I was intrigued by a comment made by Anne Boden, founder of Starling Bank, on a panel I chaired the other day. Anne used to work for ABN Amro, AIB and RBS, and is now a Fintech start-up and her comment went along the lines of: “I’ve now realised that the simple changes I needed to make in my old jobs would usually cost $3 million or more, and yet now I can make those changes for $3,000”.
I’ve heard this comment from another source, Monzo, where Tom states that they’ve built a full-service bank platform from scratch in months with a team of 15 for $3 million that a bank has spent $300 million to build with a team of thousands.
Equally, I recently blogged about Ant Financial and the debate we were having between a senior banker and a start-up. That debate went along the lines of: I guarantee that ANT have not built a full-service platform marketplace for open market banking. It takes years to do that, and they’re too young and too inexperienced. The start-up guy just said: Well, they’ve done it and there’s 40 Chinese banks using them.
This culminates in a question I was asked in another conference that really nails the point. The question was: today, you talk about apps, APIs, analytics and marketplaces Chris; won’t these all be irrelevant in ten years as a lot of the technology of ten years ago is the legacy issue we have today.

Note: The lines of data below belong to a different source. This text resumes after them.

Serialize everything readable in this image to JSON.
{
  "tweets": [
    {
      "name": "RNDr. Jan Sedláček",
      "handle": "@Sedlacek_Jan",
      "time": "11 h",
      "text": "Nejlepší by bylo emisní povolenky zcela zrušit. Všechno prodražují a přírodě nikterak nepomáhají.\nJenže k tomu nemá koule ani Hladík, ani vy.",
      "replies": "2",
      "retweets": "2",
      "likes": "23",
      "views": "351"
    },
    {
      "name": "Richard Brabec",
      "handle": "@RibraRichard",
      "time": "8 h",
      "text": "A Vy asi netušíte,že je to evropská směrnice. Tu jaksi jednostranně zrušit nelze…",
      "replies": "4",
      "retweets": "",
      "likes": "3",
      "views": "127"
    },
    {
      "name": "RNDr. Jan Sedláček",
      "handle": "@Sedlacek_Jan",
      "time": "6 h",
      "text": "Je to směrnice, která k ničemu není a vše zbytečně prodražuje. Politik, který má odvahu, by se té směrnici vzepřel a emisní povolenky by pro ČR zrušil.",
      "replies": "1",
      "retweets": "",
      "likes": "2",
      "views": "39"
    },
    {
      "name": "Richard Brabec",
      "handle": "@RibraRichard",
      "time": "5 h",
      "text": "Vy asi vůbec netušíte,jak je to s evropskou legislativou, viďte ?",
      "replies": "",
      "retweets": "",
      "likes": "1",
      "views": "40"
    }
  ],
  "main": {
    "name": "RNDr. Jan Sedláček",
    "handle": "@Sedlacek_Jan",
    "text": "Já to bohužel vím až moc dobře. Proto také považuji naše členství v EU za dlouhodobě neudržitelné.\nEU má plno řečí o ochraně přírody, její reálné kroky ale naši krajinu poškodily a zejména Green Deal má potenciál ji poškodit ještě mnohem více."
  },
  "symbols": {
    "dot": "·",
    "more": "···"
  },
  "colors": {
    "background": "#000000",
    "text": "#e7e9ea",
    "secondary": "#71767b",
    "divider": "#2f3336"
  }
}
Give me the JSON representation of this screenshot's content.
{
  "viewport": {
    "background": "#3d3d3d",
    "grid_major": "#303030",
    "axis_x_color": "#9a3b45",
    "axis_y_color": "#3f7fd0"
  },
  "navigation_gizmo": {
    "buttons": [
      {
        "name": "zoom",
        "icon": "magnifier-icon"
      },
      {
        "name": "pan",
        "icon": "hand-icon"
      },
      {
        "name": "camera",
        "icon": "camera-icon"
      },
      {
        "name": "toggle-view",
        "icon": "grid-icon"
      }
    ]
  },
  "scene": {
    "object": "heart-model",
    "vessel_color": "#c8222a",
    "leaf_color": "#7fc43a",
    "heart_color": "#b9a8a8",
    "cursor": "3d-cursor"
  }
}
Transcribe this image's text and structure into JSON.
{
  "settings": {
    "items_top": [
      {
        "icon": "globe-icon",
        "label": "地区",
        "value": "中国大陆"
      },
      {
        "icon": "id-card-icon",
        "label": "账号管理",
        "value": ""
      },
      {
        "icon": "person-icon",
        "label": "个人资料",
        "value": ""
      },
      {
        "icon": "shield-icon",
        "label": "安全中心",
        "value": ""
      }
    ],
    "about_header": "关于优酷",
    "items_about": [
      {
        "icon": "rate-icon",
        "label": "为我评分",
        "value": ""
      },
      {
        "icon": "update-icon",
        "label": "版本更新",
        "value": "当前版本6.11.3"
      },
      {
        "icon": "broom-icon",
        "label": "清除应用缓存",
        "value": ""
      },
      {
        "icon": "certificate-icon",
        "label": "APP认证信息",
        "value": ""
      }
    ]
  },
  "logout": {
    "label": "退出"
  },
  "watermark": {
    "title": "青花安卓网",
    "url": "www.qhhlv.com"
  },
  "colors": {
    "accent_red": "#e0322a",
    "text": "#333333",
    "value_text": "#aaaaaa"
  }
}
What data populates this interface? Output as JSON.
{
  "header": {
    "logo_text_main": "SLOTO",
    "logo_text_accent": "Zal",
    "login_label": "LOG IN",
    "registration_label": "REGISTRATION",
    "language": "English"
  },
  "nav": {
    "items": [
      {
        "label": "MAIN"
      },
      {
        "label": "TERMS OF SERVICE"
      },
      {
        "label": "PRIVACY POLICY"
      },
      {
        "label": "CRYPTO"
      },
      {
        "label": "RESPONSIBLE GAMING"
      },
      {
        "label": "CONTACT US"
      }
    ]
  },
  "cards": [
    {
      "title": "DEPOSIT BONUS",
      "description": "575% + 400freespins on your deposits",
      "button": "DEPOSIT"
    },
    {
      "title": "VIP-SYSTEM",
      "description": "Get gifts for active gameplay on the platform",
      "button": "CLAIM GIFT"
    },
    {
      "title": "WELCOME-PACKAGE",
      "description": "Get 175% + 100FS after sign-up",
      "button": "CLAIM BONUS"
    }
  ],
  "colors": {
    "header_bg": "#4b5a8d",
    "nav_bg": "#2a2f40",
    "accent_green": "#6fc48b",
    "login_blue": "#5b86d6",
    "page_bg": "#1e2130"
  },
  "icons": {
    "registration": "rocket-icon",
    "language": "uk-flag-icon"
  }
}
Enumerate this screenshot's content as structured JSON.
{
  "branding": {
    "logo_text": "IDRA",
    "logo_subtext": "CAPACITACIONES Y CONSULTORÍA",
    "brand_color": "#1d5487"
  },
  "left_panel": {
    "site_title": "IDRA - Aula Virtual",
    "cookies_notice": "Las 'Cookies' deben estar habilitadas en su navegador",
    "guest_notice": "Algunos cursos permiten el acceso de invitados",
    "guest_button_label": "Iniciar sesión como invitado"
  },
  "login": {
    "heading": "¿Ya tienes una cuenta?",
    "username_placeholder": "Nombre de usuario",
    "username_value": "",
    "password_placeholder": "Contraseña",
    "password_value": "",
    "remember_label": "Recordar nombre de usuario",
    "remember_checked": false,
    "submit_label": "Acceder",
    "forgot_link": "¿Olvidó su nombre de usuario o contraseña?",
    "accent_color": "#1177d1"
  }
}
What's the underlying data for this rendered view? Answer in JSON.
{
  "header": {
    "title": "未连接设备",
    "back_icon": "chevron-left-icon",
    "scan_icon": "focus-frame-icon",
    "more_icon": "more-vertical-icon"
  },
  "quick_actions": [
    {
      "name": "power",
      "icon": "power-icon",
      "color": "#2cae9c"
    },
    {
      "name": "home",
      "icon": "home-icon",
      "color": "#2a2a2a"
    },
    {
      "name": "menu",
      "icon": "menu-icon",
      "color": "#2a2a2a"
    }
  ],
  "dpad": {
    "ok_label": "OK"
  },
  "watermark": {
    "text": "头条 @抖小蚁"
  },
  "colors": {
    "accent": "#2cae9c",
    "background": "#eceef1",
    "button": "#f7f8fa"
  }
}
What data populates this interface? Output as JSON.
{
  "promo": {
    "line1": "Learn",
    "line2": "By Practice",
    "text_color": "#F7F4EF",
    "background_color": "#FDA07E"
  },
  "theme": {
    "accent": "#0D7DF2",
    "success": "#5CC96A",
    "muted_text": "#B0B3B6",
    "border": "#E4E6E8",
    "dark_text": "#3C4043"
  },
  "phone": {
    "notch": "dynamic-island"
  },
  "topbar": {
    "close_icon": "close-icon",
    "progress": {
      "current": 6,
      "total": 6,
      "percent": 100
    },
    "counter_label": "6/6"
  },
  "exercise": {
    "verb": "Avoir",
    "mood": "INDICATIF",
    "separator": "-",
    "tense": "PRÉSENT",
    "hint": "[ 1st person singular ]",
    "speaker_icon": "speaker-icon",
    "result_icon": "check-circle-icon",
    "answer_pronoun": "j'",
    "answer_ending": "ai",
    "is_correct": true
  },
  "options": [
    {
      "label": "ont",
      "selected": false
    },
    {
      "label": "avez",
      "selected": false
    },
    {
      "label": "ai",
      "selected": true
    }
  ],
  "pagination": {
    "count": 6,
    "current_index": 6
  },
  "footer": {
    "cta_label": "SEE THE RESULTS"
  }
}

The nub of this is old thinking. For most of my life, technology has been hugely capital intensive, people intensive and high cost, long-term developments. Banks would be investing millions over multi-year cycles and would have high cost barriers which meant very detailed analysis of the return on investment and whether it was actually worth doing. Today, it is all fast cycle micro developments, that are cheap and easy and fast. However, if you are stuck in the old structure cycle of capital and resource intensive computing, then you cannot adapt to this fast cycle world.
That is the fundamental issue the old bankers were referencing in my opening statements: they’re stuck with old technology. Now, regular readers will know that I talk about this problem a lot – legacy systems – and how to replace them, but this is a different emphasis as another dialogue started the other day about using cryogenic freezing to replace the old systems.
So basically, you convert functions and processes piece by piece to an app, API, analytic and then put that out into the marketplace as brand new and shiny tech. Eventually, you can do this through all the operations and find that you’re now in an open marketplace and have managed to shift off the old tech.
That’s a multiyear enterprise strategy again, which needs vision and leadership, but it can be done. However, there are two issues in a bank in dealing with this change.
The first is how to even contemplate the changes, as there are other things happening that must be done too, much of it regulatory and much of it that means those large-scale old systems need to be changed first. Those regulatory changes eat all the budget as, even its just tinkering with a few lines of code in the old systems, it means multiple impacts across gazillions of lines of code. All of that needs checking and checking again, before going live, so that is why it becomes a resource intensive change program and costs millions. That is why banks have little budget for innovation because most of it gets eaten by those old systems and, as so many COOs say, the focus is just to keep the lights on.
Let’s consider that a bank can re-engineer its way out of that mess, and start to move to Open Banking based on apps, APIs and analytics, what’s the problem then? Well, there is one and it’s a bit of an elephant in the room.
I have referenced it before and it’s about a new organisational structure based upon moving from macro and monolithic to micro and empowered. Banks don’t like micro and empowered. Banks are control freaks and don’t like open and fast cycle change. It needs to be slow and controlled … oh, and compliant. This means moving to a microservices architecture – which is what today’s agile, cheap, fast and easy technologies demand – is difficult for an institution that culturally is driven by control and compliance.
In discussing this, I usually say that a microservices organisation has developer teams of no more than two pizzas in size. That’s a team that can be fed by two pizzas for lunch. If the team needs three pizzas, the team is too big. Small, nimble, agile teams that can change things fast.
So let’s imagine a bank creates a microservices developer organisation. Each of the teams in that organisation own their piece of code. Each team can change their code fast and replug it back into the architecture. They own the code and no one needs to sign off on it. And there’s the rub. Can a bank release its control freakery to allow legions of rocket scientist developers to do their own thing?
If they can, then a bank can reboot itself every day. There are some that do this. CBW in the USA, the power behind Moven and Simple and run by an ex-Google engineer, can update their core systems several times a week. But an incumbent bank? Really? Would an incumbent bank allow developers to rejig code with empowerment? I don’t think so for two reasons.
First, the bank has a control freak culture. Second, a bank has leadership who have no idea what I’m blogging about (another regular mantra).
Maybe I’m wrong … let me know.
Chris M Skinner
Chris Skinner is best known as an independent commentator on the financial markets through his blog, TheFinanser.com, as author of the bestselling book Digital Bank, and Chair of the European networking forum the Financial Services Club. He has been voted one of the most influential people in banking by The Financial Brand (as well as one of the best blogs), a FinTech Titan (Next Bank), one of the Fintech Leaders you need to follow (City AM, Deluxe and Jax Finance), as well as one of the Top 40 most influential people in financial technology by the Wall Street Journal's Financial News. To learn more click here...